=== Exercise brief ===
Return the following data exactly, with all pictures left out.

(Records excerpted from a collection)

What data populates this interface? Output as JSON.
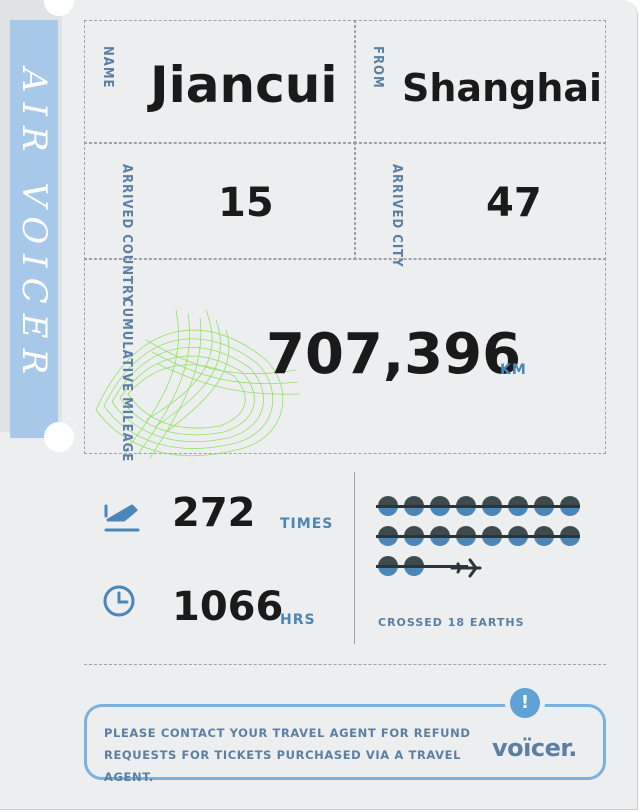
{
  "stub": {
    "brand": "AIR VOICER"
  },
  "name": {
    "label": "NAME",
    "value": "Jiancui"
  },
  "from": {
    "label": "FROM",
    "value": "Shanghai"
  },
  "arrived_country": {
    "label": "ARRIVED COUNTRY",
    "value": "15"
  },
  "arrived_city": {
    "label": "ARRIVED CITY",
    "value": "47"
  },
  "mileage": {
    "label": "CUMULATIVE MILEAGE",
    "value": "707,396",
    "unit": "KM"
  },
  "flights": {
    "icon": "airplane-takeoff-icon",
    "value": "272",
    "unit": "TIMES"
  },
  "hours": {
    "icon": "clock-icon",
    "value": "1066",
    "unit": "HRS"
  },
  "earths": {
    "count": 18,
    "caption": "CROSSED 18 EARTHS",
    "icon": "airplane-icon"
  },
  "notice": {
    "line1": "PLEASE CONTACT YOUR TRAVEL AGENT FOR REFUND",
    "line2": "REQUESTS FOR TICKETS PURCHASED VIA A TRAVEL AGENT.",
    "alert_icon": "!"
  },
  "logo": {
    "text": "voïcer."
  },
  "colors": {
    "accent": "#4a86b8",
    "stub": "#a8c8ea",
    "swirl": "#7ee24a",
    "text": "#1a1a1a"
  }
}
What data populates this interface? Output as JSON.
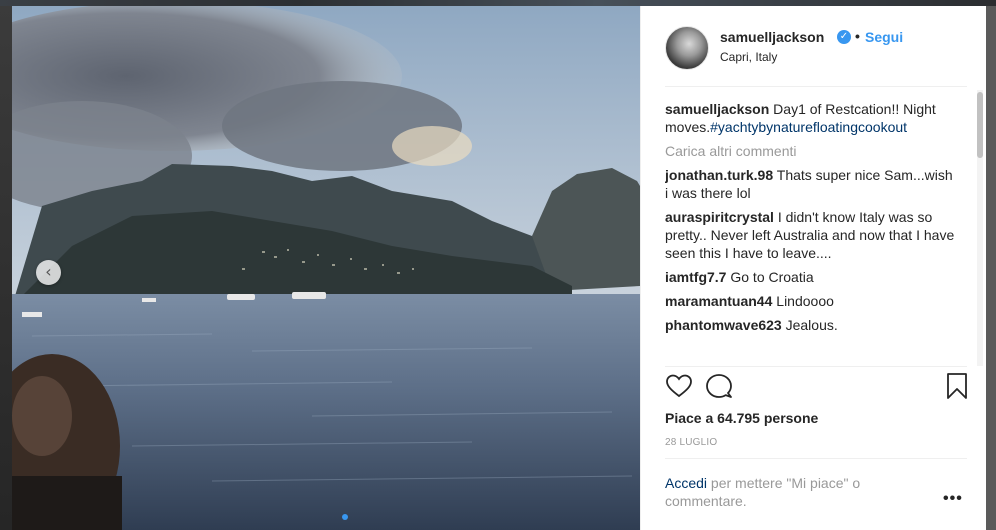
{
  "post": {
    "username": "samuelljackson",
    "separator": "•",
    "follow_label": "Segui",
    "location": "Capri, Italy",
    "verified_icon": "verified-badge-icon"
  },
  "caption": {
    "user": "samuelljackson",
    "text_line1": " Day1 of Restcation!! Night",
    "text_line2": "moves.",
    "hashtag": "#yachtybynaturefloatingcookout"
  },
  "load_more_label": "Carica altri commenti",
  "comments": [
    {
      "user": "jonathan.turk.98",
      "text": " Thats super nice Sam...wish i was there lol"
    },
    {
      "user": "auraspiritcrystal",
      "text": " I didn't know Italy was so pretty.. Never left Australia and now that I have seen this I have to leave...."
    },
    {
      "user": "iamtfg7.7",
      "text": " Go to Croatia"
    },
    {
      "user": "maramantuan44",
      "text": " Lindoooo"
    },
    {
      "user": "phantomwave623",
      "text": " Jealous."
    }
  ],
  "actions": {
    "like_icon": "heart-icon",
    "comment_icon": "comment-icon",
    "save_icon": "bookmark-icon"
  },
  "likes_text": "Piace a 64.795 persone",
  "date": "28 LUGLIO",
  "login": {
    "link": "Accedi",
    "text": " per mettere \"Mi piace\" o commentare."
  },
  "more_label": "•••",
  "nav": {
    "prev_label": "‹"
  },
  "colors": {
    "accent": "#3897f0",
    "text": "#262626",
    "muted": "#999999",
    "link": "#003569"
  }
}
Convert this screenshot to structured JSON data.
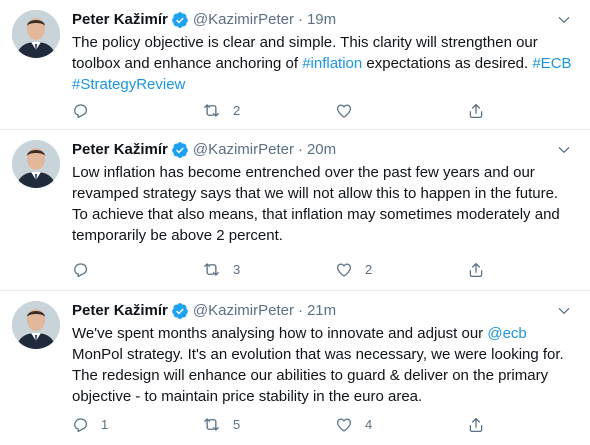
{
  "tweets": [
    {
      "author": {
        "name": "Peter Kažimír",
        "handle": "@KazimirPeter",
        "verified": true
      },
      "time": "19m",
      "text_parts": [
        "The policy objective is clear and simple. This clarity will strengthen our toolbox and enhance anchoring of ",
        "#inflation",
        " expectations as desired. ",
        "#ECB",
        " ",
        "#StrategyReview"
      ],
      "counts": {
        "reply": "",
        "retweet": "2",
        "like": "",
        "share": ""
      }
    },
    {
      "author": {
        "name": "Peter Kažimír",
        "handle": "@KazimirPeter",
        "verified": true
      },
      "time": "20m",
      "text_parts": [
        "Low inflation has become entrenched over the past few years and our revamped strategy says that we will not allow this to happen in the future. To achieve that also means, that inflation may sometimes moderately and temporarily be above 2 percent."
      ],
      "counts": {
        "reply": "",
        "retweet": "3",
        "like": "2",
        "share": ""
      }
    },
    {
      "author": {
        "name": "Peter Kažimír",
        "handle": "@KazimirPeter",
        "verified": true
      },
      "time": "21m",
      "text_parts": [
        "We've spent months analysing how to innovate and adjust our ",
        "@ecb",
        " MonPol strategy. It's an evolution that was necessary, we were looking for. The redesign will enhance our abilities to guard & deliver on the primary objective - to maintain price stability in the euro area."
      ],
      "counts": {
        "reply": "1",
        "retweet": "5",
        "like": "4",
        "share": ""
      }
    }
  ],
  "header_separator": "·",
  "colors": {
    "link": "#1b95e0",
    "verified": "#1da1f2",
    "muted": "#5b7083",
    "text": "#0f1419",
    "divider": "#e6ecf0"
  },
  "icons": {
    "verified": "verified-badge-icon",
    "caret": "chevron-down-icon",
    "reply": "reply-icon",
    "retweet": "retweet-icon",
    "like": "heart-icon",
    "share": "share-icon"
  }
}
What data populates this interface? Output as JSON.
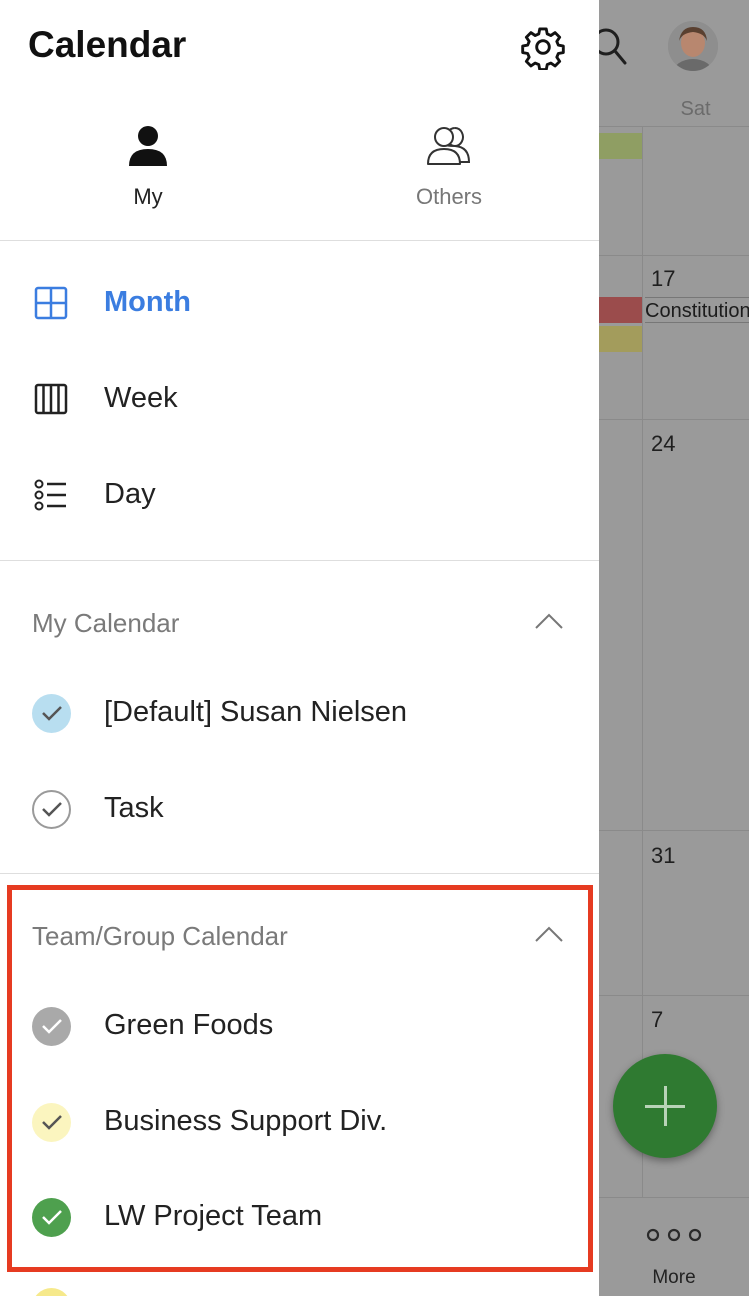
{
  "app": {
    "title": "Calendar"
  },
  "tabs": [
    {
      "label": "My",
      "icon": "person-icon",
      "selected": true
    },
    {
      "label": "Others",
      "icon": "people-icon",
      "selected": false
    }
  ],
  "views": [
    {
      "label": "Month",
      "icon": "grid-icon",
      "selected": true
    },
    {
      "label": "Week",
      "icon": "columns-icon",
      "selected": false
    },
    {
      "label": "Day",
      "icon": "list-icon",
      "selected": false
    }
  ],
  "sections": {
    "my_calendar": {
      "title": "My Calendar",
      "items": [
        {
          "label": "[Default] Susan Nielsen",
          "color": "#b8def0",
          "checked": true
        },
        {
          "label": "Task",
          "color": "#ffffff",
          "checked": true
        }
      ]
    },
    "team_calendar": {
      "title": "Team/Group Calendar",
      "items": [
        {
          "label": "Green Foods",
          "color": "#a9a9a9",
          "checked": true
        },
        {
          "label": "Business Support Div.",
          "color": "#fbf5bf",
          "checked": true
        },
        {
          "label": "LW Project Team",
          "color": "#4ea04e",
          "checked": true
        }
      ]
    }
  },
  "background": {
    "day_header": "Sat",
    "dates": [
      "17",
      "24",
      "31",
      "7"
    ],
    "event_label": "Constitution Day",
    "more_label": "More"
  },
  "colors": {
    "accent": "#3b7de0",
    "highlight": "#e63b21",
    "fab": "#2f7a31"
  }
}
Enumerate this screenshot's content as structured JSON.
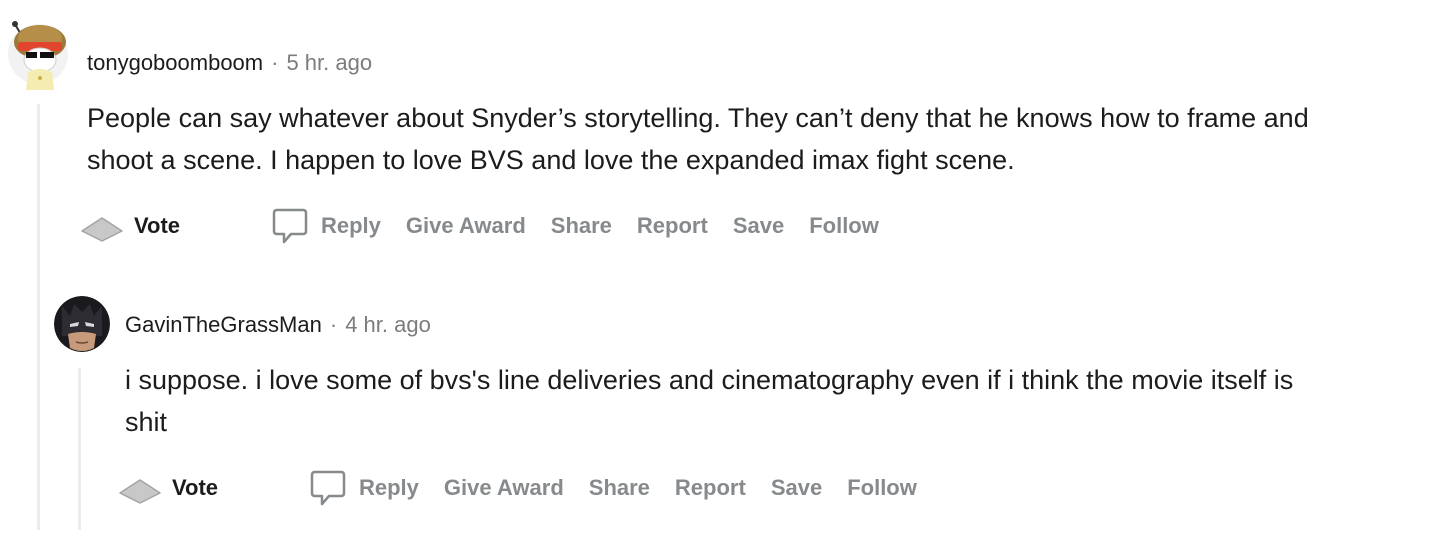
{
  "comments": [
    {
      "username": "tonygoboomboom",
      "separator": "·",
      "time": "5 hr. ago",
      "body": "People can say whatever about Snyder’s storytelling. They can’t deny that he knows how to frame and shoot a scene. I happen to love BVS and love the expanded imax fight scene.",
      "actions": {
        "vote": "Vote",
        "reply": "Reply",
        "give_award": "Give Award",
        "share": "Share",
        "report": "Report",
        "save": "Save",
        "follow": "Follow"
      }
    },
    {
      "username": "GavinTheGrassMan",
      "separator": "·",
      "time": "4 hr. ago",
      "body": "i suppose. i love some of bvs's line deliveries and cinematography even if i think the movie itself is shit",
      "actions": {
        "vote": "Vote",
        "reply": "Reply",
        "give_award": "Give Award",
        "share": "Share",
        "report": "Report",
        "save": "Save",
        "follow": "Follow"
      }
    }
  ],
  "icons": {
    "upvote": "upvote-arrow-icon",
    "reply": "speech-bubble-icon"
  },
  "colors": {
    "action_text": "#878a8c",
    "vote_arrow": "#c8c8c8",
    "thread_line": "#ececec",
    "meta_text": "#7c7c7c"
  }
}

=== Answer section ===
What data populates this interface? Output as JSON.
{
  "stub": {
    "brand": "AIR VOICER"
  },
  "name": {
    "label": "NAME",
    "value": "Jiancui"
  },
  "from": {
    "label": "FROM",
    "value": "Shanghai"
  },
  "arrived_country": {
    "label": "ARRIVED COUNTRY",
    "value": "15"
  },
  "arrived_city": {
    "label": "ARRIVED CITY",
    "value": "47"
  },
  "mileage": {
    "label": "CUMULATIVE MILEAGE",
    "value": "707,396",
    "unit": "KM"
  },
  "flights": {
    "icon": "airplane-takeoff-icon",
    "value": "272",
    "unit": "TIMES"
  },
  "hours": {
    "icon": "clock-icon",
    "value": "1066",
    "unit": "HRS"
  },
  "earths": {
    "count": 18,
    "caption": "CROSSED 18 EARTHS",
    "icon": "airplane-icon"
  },
  "notice": {
    "line1": "PLEASE CONTACT YOUR TRAVEL AGENT FOR REFUND",
    "line2": "REQUESTS FOR TICKETS PURCHASED VIA A TRAVEL AGENT.",
    "alert_icon": "!"
  },
  "logo": {
    "text": "voïcer."
  },
  "colors": {
    "accent": "#4a86b8",
    "stub": "#a8c8ea",
    "swirl": "#7ee24a",
    "text": "#1a1a1a"
  }
}
What data populates this interface? Output as JSON.
{
  "post": {
    "username": "samuelljackson",
    "separator": "•",
    "follow_label": "Segui",
    "location": "Capri, Italy",
    "verified_icon": "verified-badge-icon"
  },
  "caption": {
    "user": "samuelljackson",
    "text_line1": " Day1 of Restcation!! Night",
    "text_line2": "moves.",
    "hashtag": "#yachtybynaturefloatingcookout"
  },
  "load_more_label": "Carica altri commenti",
  "comments": [
    {
      "user": "jonathan.turk.98",
      "text": " Thats super nice Sam...wish i was there lol"
    },
    {
      "user": "auraspiritcrystal",
      "text": " I didn't know Italy was so pretty.. Never left Australia and now that I have seen this I have to leave...."
    },
    {
      "user": "iamtfg7.7",
      "text": " Go to Croatia"
    },
    {
      "user": "maramantuan44",
      "text": " Lindoooo"
    },
    {
      "user": "phantomwave623",
      "text": " Jealous."
    }
  ],
  "actions": {
    "like_icon": "heart-icon",
    "comment_icon": "comment-icon",
    "save_icon": "bookmark-icon"
  },
  "likes_text": "Piace a 64.795 persone",
  "date": "28 LUGLIO",
  "login": {
    "link": "Accedi",
    "text": " per mettere \"Mi piace\" o commentare."
  },
  "more_label": "•••",
  "nav": {
    "prev_label": "‹"
  },
  "colors": {
    "accent": "#3897f0",
    "text": "#262626",
    "muted": "#999999",
    "link": "#003569"
  }
}
Convert this screenshot to structured JSON data.
{
  "tweets": [
    {
      "author": {
        "name": "Peter Kažimír",
        "handle": "@KazimirPeter",
        "verified": true
      },
      "time": "19m",
      "text_parts": [
        "The policy objective is clear and simple. This clarity will strengthen our toolbox and enhance anchoring of ",
        "#inflation",
        " expectations as desired. ",
        "#ECB",
        " ",
        "#StrategyReview"
      ],
      "counts": {
        "reply": "",
        "retweet": "2",
        "like": "",
        "share": ""
      }
    },
    {
      "author": {
        "name": "Peter Kažimír",
        "handle": "@KazimirPeter",
        "verified": true
      },
      "time": "20m",
      "text_parts": [
        "Low inflation has become entrenched over the past few years and our revamped strategy says that we will not allow this to happen in the future. To achieve that also means, that inflation may sometimes moderately and temporarily be above 2 percent."
      ],
      "counts": {
        "reply": "",
        "retweet": "3",
        "like": "2",
        "share": ""
      }
    },
    {
      "author": {
        "name": "Peter Kažimír",
        "handle": "@KazimirPeter",
        "verified": true
      },
      "time": "21m",
      "text_parts": [
        "We've spent months analysing how to innovate and adjust our ",
        "@ecb",
        " MonPol strategy. It's an evolution that was necessary, we were looking for. The redesign will enhance our abilities to guard & deliver on the primary objective - to maintain price stability in the euro area."
      ],
      "counts": {
        "reply": "1",
        "retweet": "5",
        "like": "4",
        "share": ""
      }
    }
  ],
  "header_separator": "·",
  "colors": {
    "link": "#1b95e0",
    "verified": "#1da1f2",
    "muted": "#5b7083",
    "text": "#0f1419",
    "divider": "#e6ecf0"
  },
  "icons": {
    "verified": "verified-badge-icon",
    "caret": "chevron-down-icon",
    "reply": "reply-icon",
    "retweet": "retweet-icon",
    "like": "heart-icon",
    "share": "share-icon"
  }
}
What data populates this interface? Output as JSON.
{
  "app": {
    "title": "Calendar"
  },
  "tabs": [
    {
      "label": "My",
      "icon": "person-icon",
      "selected": true
    },
    {
      "label": "Others",
      "icon": "people-icon",
      "selected": false
    }
  ],
  "views": [
    {
      "label": "Month",
      "icon": "grid-icon",
      "selected": true
    },
    {
      "label": "Week",
      "icon": "columns-icon",
      "selected": false
    },
    {
      "label": "Day",
      "icon": "list-icon",
      "selected": false
    }
  ],
  "sections": {
    "my_calendar": {
      "title": "My Calendar",
      "items": [
        {
          "label": "[Default] Susan Nielsen",
          "color": "#b8def0",
          "checked": true
        },
        {
          "label": "Task",
          "color": "#ffffff",
          "checked": true
        }
      ]
    },
    "team_calendar": {
      "title": "Team/Group Calendar",
      "items": [
        {
          "label": "Green Foods",
          "color": "#a9a9a9",
          "checked": true
        },
        {
          "label": "Business Support Div.",
          "color": "#fbf5bf",
          "checked": true
        },
        {
          "label": "LW Project Team",
          "color": "#4ea04e",
          "checked": true
        }
      ]
    }
  },
  "background": {
    "day_header": "Sat",
    "dates": [
      "17",
      "24",
      "31",
      "7"
    ],
    "event_label": "Constitution Day",
    "more_label": "More"
  },
  "colors": {
    "accent": "#3b7de0",
    "highlight": "#e63b21",
    "fab": "#2f7a31"
  }
}
Enumerate this screenshot's content as structured JSON.
{
  "comments": [
    {
      "username": "tonygoboomboom",
      "separator": "·",
      "time": "5 hr. ago",
      "body": "People can say whatever about Snyder’s storytelling. They can’t deny that he knows how to frame and shoot a scene. I happen to love BVS and love the expanded imax fight scene.",
      "actions": {
        "vote": "Vote",
        "reply": "Reply",
        "give_award": "Give Award",
        "share": "Share",
        "report": "Report",
        "save": "Save",
        "follow": "Follow"
      }
    },
    {
      "username": "GavinTheGrassMan",
      "separator": "·",
      "time": "4 hr. ago",
      "body": "i suppose. i love some of bvs's line deliveries and cinematography even if i think the movie itself is shit",
      "actions": {
        "vote": "Vote",
        "reply": "Reply",
        "give_award": "Give Award",
        "share": "Share",
        "report": "Report",
        "save": "Save",
        "follow": "Follow"
      }
    }
  ],
  "icons": {
    "upvote": "upvote-arrow-icon",
    "reply": "speech-bubble-icon"
  },
  "colors": {
    "action_text": "#878a8c",
    "vote_arrow": "#c8c8c8",
    "thread_line": "#ececec",
    "meta_text": "#7c7c7c"
  }
}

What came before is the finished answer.